Cannabis encourages us to express our vulnerabilities. For those of us, who, through trauma and pain, have hidden from ourselves and the world, the plant has encouraged us to dive deep into ourselves and heal the pain that we’ve run from most of our lives. When Lisette Barajas, better known as Mehndi420 on Instagram, first started smoking in 2009, she didn’t know that the plant would help her heal from childhood sexual assault and allow her space to discover her passion for art therapy through henna.
“Unfortunately, I was sexually molested by my neighbor when I was 5-years-old,” Barajas shared with High Times. “That experience created a lot of shame and confusion.”
When she was younger, Barajas attended therapy but it was to address the domestic violence issues she was experiencing at home. “I never addressed the molestation because my brain created a defense mechanism known as childhood amnesia,” she said.
In 2009 while working on obtaining her Bachelor of Arts in Social Work from California State University, Los Angeles, Baraja’s began to use cannabis recreationally. Around this time she was also taking a sociology course, which forced her to accept that her molestation was real.
“Although I started using cannabis recreationally, it transcended into something more than that. Through cannabis, I have been able to cope with and process childhood trauma.” she said. “Smoking helped me deal with some of the emotions and triggers that come with working through abuse. I decided to become a social worker and now [I’m] transitioning into [art] therapy because of my lived experience.”
“I have always doodled and loved to draw on myself. Henna allowed me to do just that minus the toxic chemicals of a [marker]. I first began by making my own paste, then I practiced elements, then [I] developed my own design style. My style is unique [because] I use the cannabis leaf as a motif and that isn’t common in the henna community,” said Barajas. “I began to apply henna designs with paint onto my personal smoking accessories. I started with a lighter, then a bubbler, and now I’m doing bongs.”
She hopes that her work will help break the stigma of the plant and usher in more feminine energy into an industry that is heavily dominated by men. The cannabis industry is a boys club, and artists like Barajas want to shift the aesthetic to one that celebrates the feminine energy of the plant and the women who also indulge in marijuana’s goodness.
“The [cannabis] industry is heavily dominated by men. Due to this, a lot of smoking accessories aren’t very appealing, some even look like penises. I want to smoke out of a piece that is pretty and that makes me feel good. Most pipes and bongs are just for function, and I want function and aesthetic,” she shared with High Times.
Scrolling through her Instagram you will see her feminine designs grace the curves of bongs and women. “I want to feminize the cannabis industry and make it more female-friendly. Whether that be through designing bongs or doing lingerie-style henna on influencers. I want to bring out the creativity that cannabis inspires in women,” she wrote over email.

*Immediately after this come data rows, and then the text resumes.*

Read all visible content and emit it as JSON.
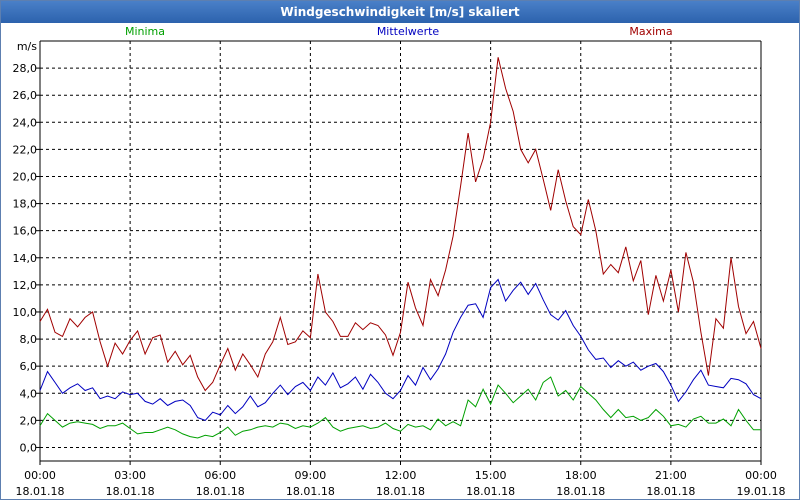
{
  "window": {
    "title": "Windgeschwindigkeit [m/s] skaliert"
  },
  "chart_data": {
    "type": "line",
    "title": "Windgeschwindigkeit [m/s] skaliert",
    "ylabel": "m/s",
    "ylim": [
      -1.0,
      30.0
    ],
    "yticks": [
      "0,0",
      "2,0",
      "4,0",
      "6,0",
      "8,0",
      "10,0",
      "12,0",
      "14,0",
      "16,0",
      "18,0",
      "20,0",
      "22,0",
      "24,0",
      "26,0",
      "28,0"
    ],
    "xlim": [
      0,
      24
    ],
    "xticks": [
      {
        "time": "00:00",
        "date": "18.01.18"
      },
      {
        "time": "03:00",
        "date": "18.01.18"
      },
      {
        "time": "06:00",
        "date": "18.01.18"
      },
      {
        "time": "09:00",
        "date": "18.01.18"
      },
      {
        "time": "12:00",
        "date": "18.01.18"
      },
      {
        "time": "15:00",
        "date": "18.01.18"
      },
      {
        "time": "18:00",
        "date": "18.01.18"
      },
      {
        "time": "21:00",
        "date": "18.01.18"
      },
      {
        "time": "00:00",
        "date": "19.01.18"
      }
    ],
    "grid": true,
    "legend": "top",
    "series": [
      {
        "name": "Minima",
        "color": "#00a000",
        "points": [
          [
            0,
            1.6
          ],
          [
            0.25,
            2.5
          ],
          [
            0.5,
            2.0
          ],
          [
            0.75,
            1.5
          ],
          [
            1.0,
            1.8
          ],
          [
            1.25,
            1.9
          ],
          [
            1.5,
            1.8
          ],
          [
            1.75,
            1.7
          ],
          [
            2.0,
            1.4
          ],
          [
            2.25,
            1.6
          ],
          [
            2.5,
            1.6
          ],
          [
            2.75,
            1.8
          ],
          [
            3.0,
            1.4
          ],
          [
            3.25,
            1.0
          ],
          [
            3.5,
            1.1
          ],
          [
            3.75,
            1.1
          ],
          [
            4.0,
            1.3
          ],
          [
            4.25,
            1.5
          ],
          [
            4.5,
            1.3
          ],
          [
            4.75,
            1.0
          ],
          [
            5.0,
            0.8
          ],
          [
            5.25,
            0.7
          ],
          [
            5.5,
            0.9
          ],
          [
            5.75,
            0.8
          ],
          [
            6.0,
            1.1
          ],
          [
            6.25,
            1.5
          ],
          [
            6.5,
            0.9
          ],
          [
            6.75,
            1.2
          ],
          [
            7.0,
            1.3
          ],
          [
            7.25,
            1.5
          ],
          [
            7.5,
            1.6
          ],
          [
            7.75,
            1.5
          ],
          [
            8.0,
            1.8
          ],
          [
            8.25,
            1.7
          ],
          [
            8.5,
            1.4
          ],
          [
            8.75,
            1.6
          ],
          [
            9.0,
            1.5
          ],
          [
            9.25,
            1.8
          ],
          [
            9.5,
            2.2
          ],
          [
            9.75,
            1.5
          ],
          [
            10.0,
            1.2
          ],
          [
            10.25,
            1.4
          ],
          [
            10.5,
            1.5
          ],
          [
            10.75,
            1.6
          ],
          [
            11.0,
            1.4
          ],
          [
            11.25,
            1.5
          ],
          [
            11.5,
            1.8
          ],
          [
            11.75,
            1.4
          ],
          [
            12.0,
            1.2
          ],
          [
            12.25,
            1.7
          ],
          [
            12.5,
            1.5
          ],
          [
            12.75,
            1.6
          ],
          [
            13.0,
            1.3
          ],
          [
            13.25,
            2.1
          ],
          [
            13.5,
            1.6
          ],
          [
            13.75,
            1.9
          ],
          [
            14.0,
            1.6
          ],
          [
            14.25,
            3.5
          ],
          [
            14.5,
            3.0
          ],
          [
            14.75,
            4.3
          ],
          [
            15.0,
            3.2
          ],
          [
            15.25,
            4.6
          ],
          [
            15.5,
            4.0
          ],
          [
            15.75,
            3.3
          ],
          [
            16.0,
            3.8
          ],
          [
            16.25,
            4.3
          ],
          [
            16.5,
            3.5
          ],
          [
            16.75,
            4.8
          ],
          [
            17.0,
            5.2
          ],
          [
            17.25,
            3.8
          ],
          [
            17.5,
            4.2
          ],
          [
            17.75,
            3.5
          ],
          [
            18.0,
            4.5
          ],
          [
            18.25,
            4.0
          ],
          [
            18.5,
            3.5
          ],
          [
            18.75,
            2.8
          ],
          [
            19.0,
            2.2
          ],
          [
            19.25,
            2.8
          ],
          [
            19.5,
            2.2
          ],
          [
            19.75,
            2.3
          ],
          [
            20.0,
            2.0
          ],
          [
            20.25,
            2.2
          ],
          [
            20.5,
            2.8
          ],
          [
            20.75,
            2.3
          ],
          [
            21.0,
            1.6
          ],
          [
            21.25,
            1.7
          ],
          [
            21.5,
            1.5
          ],
          [
            21.75,
            2.1
          ],
          [
            22.0,
            2.3
          ],
          [
            22.25,
            1.8
          ],
          [
            22.5,
            1.8
          ],
          [
            22.75,
            2.1
          ],
          [
            23.0,
            1.6
          ],
          [
            23.25,
            2.8
          ],
          [
            23.5,
            2.0
          ],
          [
            23.75,
            1.3
          ],
          [
            24.0,
            1.3
          ]
        ]
      },
      {
        "name": "Mittelwerte",
        "color": "#0000c0",
        "points": [
          [
            0,
            4.2
          ],
          [
            0.25,
            5.6
          ],
          [
            0.5,
            4.8
          ],
          [
            0.75,
            4.0
          ],
          [
            1.0,
            4.4
          ],
          [
            1.25,
            4.7
          ],
          [
            1.5,
            4.2
          ],
          [
            1.75,
            4.4
          ],
          [
            2.0,
            3.6
          ],
          [
            2.25,
            3.8
          ],
          [
            2.5,
            3.6
          ],
          [
            2.75,
            4.1
          ],
          [
            3.0,
            3.9
          ],
          [
            3.25,
            4.0
          ],
          [
            3.5,
            3.4
          ],
          [
            3.75,
            3.2
          ],
          [
            4.0,
            3.6
          ],
          [
            4.25,
            3.1
          ],
          [
            4.5,
            3.4
          ],
          [
            4.75,
            3.5
          ],
          [
            5.0,
            3.1
          ],
          [
            5.25,
            2.2
          ],
          [
            5.5,
            2.0
          ],
          [
            5.75,
            2.6
          ],
          [
            6.0,
            2.4
          ],
          [
            6.25,
            3.1
          ],
          [
            6.5,
            2.5
          ],
          [
            6.75,
            3.0
          ],
          [
            7.0,
            3.8
          ],
          [
            7.25,
            3.0
          ],
          [
            7.5,
            3.3
          ],
          [
            7.75,
            4.0
          ],
          [
            8.0,
            4.6
          ],
          [
            8.25,
            3.9
          ],
          [
            8.5,
            4.5
          ],
          [
            8.75,
            4.8
          ],
          [
            9.0,
            4.2
          ],
          [
            9.25,
            5.2
          ],
          [
            9.5,
            4.6
          ],
          [
            9.75,
            5.5
          ],
          [
            10.0,
            4.4
          ],
          [
            10.25,
            4.7
          ],
          [
            10.5,
            5.2
          ],
          [
            10.75,
            4.3
          ],
          [
            11.0,
            5.4
          ],
          [
            11.25,
            4.8
          ],
          [
            11.5,
            4.0
          ],
          [
            11.75,
            3.6
          ],
          [
            12.0,
            4.2
          ],
          [
            12.25,
            5.3
          ],
          [
            12.5,
            4.6
          ],
          [
            12.75,
            5.9
          ],
          [
            13.0,
            5.0
          ],
          [
            13.25,
            5.8
          ],
          [
            13.5,
            6.9
          ],
          [
            13.75,
            8.5
          ],
          [
            14.0,
            9.6
          ],
          [
            14.25,
            10.5
          ],
          [
            14.5,
            10.6
          ],
          [
            14.75,
            9.6
          ],
          [
            15.0,
            11.8
          ],
          [
            15.25,
            12.4
          ],
          [
            15.5,
            10.8
          ],
          [
            15.75,
            11.6
          ],
          [
            16.0,
            12.2
          ],
          [
            16.25,
            11.3
          ],
          [
            16.5,
            12.1
          ],
          [
            16.75,
            10.9
          ],
          [
            17.0,
            9.8
          ],
          [
            17.25,
            9.4
          ],
          [
            17.5,
            10.1
          ],
          [
            17.75,
            9.0
          ],
          [
            18.0,
            8.2
          ],
          [
            18.25,
            7.2
          ],
          [
            18.5,
            6.5
          ],
          [
            18.75,
            6.6
          ],
          [
            19.0,
            5.9
          ],
          [
            19.25,
            6.4
          ],
          [
            19.5,
            6.0
          ],
          [
            19.75,
            6.3
          ],
          [
            20.0,
            5.7
          ],
          [
            20.25,
            6.0
          ],
          [
            20.5,
            6.2
          ],
          [
            20.75,
            5.6
          ],
          [
            21.0,
            4.6
          ],
          [
            21.25,
            3.4
          ],
          [
            21.5,
            4.1
          ],
          [
            21.75,
            5.0
          ],
          [
            22.0,
            5.7
          ],
          [
            22.25,
            4.6
          ],
          [
            22.5,
            4.5
          ],
          [
            22.75,
            4.4
          ],
          [
            23.0,
            5.1
          ],
          [
            23.25,
            5.0
          ],
          [
            23.5,
            4.7
          ],
          [
            23.75,
            3.9
          ],
          [
            24.0,
            3.6
          ]
        ]
      },
      {
        "name": "Maxima",
        "color": "#a00000",
        "points": [
          [
            0,
            9.3
          ],
          [
            0.25,
            10.2
          ],
          [
            0.5,
            8.5
          ],
          [
            0.75,
            8.2
          ],
          [
            1.0,
            9.5
          ],
          [
            1.25,
            8.9
          ],
          [
            1.5,
            9.6
          ],
          [
            1.75,
            10.0
          ],
          [
            2.0,
            7.8
          ],
          [
            2.25,
            6.0
          ],
          [
            2.5,
            7.7
          ],
          [
            2.75,
            6.9
          ],
          [
            3.0,
            7.9
          ],
          [
            3.25,
            8.6
          ],
          [
            3.5,
            6.9
          ],
          [
            3.75,
            8.1
          ],
          [
            4.0,
            8.3
          ],
          [
            4.25,
            6.3
          ],
          [
            4.5,
            7.1
          ],
          [
            4.75,
            6.1
          ],
          [
            5.0,
            6.8
          ],
          [
            5.25,
            5.2
          ],
          [
            5.5,
            4.2
          ],
          [
            5.75,
            4.8
          ],
          [
            6.0,
            6.1
          ],
          [
            6.25,
            7.3
          ],
          [
            6.5,
            5.7
          ],
          [
            6.75,
            6.9
          ],
          [
            7.0,
            6.1
          ],
          [
            7.25,
            5.2
          ],
          [
            7.5,
            6.9
          ],
          [
            7.75,
            7.8
          ],
          [
            8.0,
            9.6
          ],
          [
            8.25,
            7.6
          ],
          [
            8.5,
            7.8
          ],
          [
            8.75,
            8.6
          ],
          [
            9.0,
            8.1
          ],
          [
            9.25,
            12.8
          ],
          [
            9.5,
            10.0
          ],
          [
            9.75,
            9.3
          ],
          [
            10.0,
            8.2
          ],
          [
            10.25,
            8.2
          ],
          [
            10.5,
            9.2
          ],
          [
            10.75,
            8.7
          ],
          [
            11.0,
            9.2
          ],
          [
            11.25,
            9.0
          ],
          [
            11.5,
            8.3
          ],
          [
            11.75,
            6.8
          ],
          [
            12.0,
            8.5
          ],
          [
            12.25,
            12.2
          ],
          [
            12.5,
            10.3
          ],
          [
            12.75,
            9.0
          ],
          [
            13.0,
            12.4
          ],
          [
            13.25,
            11.2
          ],
          [
            13.5,
            13.1
          ],
          [
            13.75,
            15.6
          ],
          [
            14.0,
            19.3
          ],
          [
            14.25,
            23.2
          ],
          [
            14.5,
            19.6
          ],
          [
            14.75,
            21.3
          ],
          [
            15.0,
            24.0
          ],
          [
            15.25,
            28.8
          ],
          [
            15.5,
            26.5
          ],
          [
            15.75,
            24.8
          ],
          [
            16.0,
            22.0
          ],
          [
            16.25,
            21.0
          ],
          [
            16.5,
            22.0
          ],
          [
            16.75,
            19.8
          ],
          [
            17.0,
            17.5
          ],
          [
            17.25,
            20.5
          ],
          [
            17.5,
            18.2
          ],
          [
            17.75,
            16.3
          ],
          [
            18.0,
            15.7
          ],
          [
            18.25,
            18.3
          ],
          [
            18.5,
            16.0
          ],
          [
            18.75,
            12.8
          ],
          [
            19.0,
            13.5
          ],
          [
            19.25,
            12.9
          ],
          [
            19.5,
            14.8
          ],
          [
            19.75,
            12.3
          ],
          [
            20.0,
            13.8
          ],
          [
            20.25,
            9.8
          ],
          [
            20.5,
            12.7
          ],
          [
            20.75,
            10.8
          ],
          [
            21.0,
            13.1
          ],
          [
            21.25,
            10.0
          ],
          [
            21.5,
            14.4
          ],
          [
            21.75,
            12.2
          ],
          [
            22.0,
            8.5
          ],
          [
            22.25,
            5.3
          ],
          [
            22.5,
            9.5
          ],
          [
            22.75,
            8.8
          ],
          [
            23.0,
            14.0
          ],
          [
            23.25,
            10.4
          ],
          [
            23.5,
            8.4
          ],
          [
            23.75,
            9.3
          ],
          [
            24.0,
            7.3
          ]
        ]
      }
    ]
  }
}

Through her relationship with cannabis, Barajas has become aware of herself in so many ways. Her henna designs exemplify so much. She uses the traditional henna art form on cannabis accessories to illustrate how, if we all continue to search, we can find various ways to explore our vulnerabilities and heal our pains.
“Cannabis has helped me cope with the triggers that come with abuse. It has helped me relax and reflect on my trauma, thus helping me connect with other people with similar experience,” shares Barajas. “Combining cannabis and henna to practice mindful meditation through art therapy has helped me heal and I want to share that with others.”
She is preparing to go back and get her masters in Art Therapy, and she plans to incorporate all forms of cannabis and plant medicine into her her future work. Currently, she is working on collaborations with MAV Glass and Functional China.